───── Supplied information
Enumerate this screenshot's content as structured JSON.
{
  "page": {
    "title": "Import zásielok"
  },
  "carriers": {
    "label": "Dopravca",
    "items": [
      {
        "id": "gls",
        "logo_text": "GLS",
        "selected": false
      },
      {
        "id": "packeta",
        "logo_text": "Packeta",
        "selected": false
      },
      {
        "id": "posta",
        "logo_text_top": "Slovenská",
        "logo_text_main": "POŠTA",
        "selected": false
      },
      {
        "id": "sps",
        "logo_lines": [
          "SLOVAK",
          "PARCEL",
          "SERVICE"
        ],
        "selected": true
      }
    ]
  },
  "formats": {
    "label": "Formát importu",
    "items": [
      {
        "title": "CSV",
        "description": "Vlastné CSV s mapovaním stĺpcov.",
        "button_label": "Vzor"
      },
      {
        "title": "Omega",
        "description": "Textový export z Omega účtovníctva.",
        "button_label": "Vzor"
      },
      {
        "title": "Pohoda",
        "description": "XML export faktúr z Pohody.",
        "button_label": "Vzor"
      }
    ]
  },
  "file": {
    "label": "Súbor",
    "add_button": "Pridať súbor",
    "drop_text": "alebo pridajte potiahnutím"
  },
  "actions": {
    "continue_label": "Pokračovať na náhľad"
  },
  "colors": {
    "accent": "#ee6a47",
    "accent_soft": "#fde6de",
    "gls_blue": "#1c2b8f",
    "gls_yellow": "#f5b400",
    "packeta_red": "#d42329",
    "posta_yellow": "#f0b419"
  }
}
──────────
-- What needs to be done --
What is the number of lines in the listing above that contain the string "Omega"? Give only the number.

-- Task output --
2